[Stored records]
»»

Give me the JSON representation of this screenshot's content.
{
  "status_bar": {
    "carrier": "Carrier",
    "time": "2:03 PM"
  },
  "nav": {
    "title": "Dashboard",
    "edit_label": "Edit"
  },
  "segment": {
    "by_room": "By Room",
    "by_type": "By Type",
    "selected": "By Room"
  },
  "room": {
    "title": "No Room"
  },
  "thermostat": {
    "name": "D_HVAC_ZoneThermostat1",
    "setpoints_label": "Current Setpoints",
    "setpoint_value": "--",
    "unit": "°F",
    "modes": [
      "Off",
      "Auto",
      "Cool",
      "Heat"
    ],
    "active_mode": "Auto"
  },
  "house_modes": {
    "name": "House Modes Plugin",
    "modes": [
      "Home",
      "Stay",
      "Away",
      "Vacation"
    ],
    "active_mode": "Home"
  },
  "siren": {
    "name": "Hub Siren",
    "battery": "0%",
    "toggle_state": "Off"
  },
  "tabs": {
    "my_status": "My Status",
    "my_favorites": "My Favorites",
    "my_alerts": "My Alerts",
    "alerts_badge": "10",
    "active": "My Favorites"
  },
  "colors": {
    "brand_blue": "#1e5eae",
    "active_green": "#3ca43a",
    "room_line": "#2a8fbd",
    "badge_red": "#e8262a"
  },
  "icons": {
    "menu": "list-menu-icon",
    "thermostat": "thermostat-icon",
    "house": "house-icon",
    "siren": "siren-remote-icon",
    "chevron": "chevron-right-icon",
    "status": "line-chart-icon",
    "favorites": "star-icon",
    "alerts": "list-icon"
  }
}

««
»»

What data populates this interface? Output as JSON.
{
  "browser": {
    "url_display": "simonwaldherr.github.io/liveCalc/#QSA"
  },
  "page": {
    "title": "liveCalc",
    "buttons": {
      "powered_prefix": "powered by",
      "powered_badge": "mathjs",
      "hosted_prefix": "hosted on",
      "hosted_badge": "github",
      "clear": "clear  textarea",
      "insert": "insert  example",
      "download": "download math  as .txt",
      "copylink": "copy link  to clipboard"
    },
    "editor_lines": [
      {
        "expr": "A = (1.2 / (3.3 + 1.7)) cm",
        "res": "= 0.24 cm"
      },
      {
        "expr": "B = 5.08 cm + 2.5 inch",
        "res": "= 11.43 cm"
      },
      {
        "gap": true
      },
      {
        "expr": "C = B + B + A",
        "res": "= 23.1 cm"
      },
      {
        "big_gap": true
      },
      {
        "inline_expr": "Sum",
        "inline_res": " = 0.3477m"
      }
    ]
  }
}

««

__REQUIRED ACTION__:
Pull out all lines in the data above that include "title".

__ANSWER TO THE PROBLEM__:
    "title": "Dashboard",
    "title": "No Room"
    "title": "liveCalc",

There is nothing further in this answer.